**TASK MATERIAL**
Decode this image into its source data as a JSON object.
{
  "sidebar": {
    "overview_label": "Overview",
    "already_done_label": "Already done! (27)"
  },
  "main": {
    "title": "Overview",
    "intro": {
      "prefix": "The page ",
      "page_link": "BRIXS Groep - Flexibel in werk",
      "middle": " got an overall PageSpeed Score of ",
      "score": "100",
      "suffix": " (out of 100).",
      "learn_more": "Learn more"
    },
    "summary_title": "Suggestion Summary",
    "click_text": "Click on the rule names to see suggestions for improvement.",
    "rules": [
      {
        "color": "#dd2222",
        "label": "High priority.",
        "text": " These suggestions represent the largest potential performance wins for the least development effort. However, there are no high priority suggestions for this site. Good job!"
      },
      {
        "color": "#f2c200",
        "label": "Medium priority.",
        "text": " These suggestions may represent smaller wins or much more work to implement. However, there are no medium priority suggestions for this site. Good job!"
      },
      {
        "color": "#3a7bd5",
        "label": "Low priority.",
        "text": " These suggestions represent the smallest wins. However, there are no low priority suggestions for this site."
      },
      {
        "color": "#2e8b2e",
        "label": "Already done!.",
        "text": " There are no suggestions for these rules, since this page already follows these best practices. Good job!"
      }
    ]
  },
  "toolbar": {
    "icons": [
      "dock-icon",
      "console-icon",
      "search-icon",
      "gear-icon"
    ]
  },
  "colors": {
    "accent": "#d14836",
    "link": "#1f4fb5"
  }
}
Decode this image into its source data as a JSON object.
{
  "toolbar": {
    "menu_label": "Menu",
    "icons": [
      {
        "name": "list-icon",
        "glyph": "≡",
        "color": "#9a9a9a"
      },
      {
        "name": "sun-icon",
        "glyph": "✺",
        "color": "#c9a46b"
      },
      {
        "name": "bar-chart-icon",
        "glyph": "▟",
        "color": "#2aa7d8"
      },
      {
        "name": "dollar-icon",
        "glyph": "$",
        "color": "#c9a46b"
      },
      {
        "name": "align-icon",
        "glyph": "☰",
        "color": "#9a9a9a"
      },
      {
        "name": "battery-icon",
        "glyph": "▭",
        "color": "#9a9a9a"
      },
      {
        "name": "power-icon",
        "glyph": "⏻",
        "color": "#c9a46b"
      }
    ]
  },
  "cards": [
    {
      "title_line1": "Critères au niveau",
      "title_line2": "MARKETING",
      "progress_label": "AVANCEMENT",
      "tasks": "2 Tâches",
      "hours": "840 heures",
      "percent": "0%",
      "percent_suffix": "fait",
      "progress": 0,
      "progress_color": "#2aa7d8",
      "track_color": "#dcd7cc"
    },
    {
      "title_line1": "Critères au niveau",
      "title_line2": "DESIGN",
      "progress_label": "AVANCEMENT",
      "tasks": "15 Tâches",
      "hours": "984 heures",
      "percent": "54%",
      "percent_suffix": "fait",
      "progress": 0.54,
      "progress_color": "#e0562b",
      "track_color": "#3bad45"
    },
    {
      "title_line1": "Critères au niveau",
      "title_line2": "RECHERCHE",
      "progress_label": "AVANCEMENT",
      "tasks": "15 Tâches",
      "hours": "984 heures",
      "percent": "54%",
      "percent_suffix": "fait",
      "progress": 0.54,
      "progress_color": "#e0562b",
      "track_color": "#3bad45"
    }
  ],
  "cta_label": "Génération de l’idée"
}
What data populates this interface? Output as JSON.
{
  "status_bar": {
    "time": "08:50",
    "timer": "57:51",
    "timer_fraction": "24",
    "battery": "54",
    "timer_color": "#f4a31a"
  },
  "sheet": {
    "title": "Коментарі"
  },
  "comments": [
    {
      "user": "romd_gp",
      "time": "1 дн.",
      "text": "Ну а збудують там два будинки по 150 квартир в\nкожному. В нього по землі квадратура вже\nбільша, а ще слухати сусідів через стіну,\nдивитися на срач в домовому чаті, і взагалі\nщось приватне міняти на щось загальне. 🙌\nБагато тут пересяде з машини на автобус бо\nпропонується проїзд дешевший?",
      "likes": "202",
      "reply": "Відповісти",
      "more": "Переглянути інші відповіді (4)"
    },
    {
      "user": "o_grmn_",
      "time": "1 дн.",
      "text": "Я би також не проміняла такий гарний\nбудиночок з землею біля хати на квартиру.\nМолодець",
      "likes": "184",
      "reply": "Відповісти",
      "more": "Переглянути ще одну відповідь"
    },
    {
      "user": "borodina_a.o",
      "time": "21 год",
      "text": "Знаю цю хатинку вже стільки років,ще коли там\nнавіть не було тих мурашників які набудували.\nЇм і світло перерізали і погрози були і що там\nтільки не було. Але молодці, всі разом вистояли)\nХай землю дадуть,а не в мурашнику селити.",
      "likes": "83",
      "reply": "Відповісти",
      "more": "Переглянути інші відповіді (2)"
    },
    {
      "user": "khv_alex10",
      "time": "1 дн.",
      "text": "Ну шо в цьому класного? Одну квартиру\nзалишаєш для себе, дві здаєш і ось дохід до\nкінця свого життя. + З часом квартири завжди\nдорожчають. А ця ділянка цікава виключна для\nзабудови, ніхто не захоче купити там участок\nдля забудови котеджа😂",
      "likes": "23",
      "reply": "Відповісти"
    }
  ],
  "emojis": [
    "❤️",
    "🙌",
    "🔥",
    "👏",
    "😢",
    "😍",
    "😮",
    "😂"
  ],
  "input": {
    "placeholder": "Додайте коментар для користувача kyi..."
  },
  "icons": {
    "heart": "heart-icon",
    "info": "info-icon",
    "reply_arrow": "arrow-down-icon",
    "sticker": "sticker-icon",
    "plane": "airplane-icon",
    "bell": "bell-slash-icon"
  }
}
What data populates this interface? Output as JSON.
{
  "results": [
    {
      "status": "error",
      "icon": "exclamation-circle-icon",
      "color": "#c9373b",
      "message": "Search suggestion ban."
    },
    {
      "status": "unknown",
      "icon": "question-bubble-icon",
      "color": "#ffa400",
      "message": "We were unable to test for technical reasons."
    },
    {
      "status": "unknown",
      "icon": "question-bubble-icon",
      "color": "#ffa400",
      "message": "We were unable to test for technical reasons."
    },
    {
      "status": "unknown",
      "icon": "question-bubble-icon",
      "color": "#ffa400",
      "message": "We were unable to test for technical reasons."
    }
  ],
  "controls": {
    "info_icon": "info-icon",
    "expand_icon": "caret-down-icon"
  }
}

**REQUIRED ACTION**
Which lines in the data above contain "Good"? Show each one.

**WRITTEN REPLY**
        "text": " These suggestions represent the largest potential performance wins for the least development effort. However, there are no high priority suggestions for this site. Good job!"
        "text": " These suggestions may represent smaller wins or much more work to implement. However, there are no medium priority suggestions for this site. Good job!"
        "text": " There are no suggestions for these rules, since this page already follows these best practices. Good job!"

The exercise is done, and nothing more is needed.